Start of Block
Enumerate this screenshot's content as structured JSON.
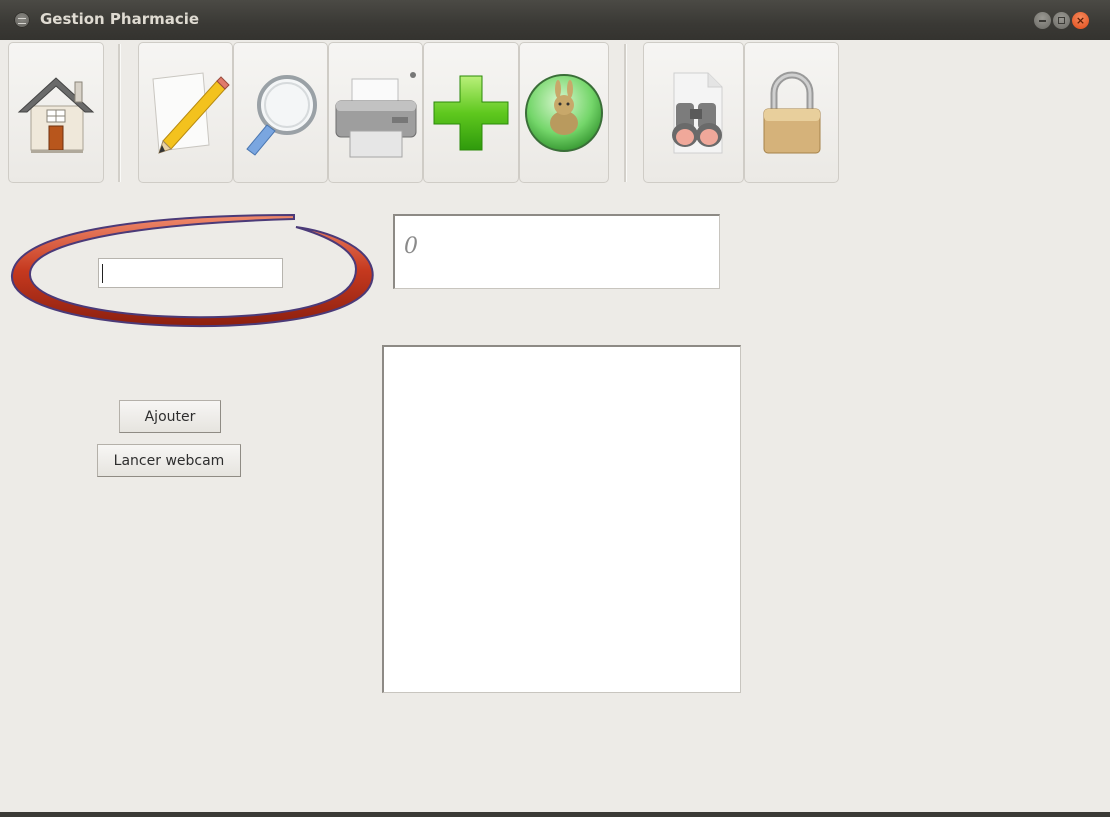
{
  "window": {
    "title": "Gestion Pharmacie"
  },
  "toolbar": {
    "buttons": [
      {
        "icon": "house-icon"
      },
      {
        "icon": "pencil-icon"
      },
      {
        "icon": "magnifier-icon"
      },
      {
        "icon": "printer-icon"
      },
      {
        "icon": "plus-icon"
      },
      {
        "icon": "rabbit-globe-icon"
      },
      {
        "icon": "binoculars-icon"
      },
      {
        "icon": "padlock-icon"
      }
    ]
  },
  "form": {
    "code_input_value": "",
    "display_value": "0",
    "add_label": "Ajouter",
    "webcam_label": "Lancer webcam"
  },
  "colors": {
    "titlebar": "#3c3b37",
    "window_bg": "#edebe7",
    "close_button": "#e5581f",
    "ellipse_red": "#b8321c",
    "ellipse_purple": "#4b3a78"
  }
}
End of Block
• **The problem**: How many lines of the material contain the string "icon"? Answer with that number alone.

• **Exercise solution**: 8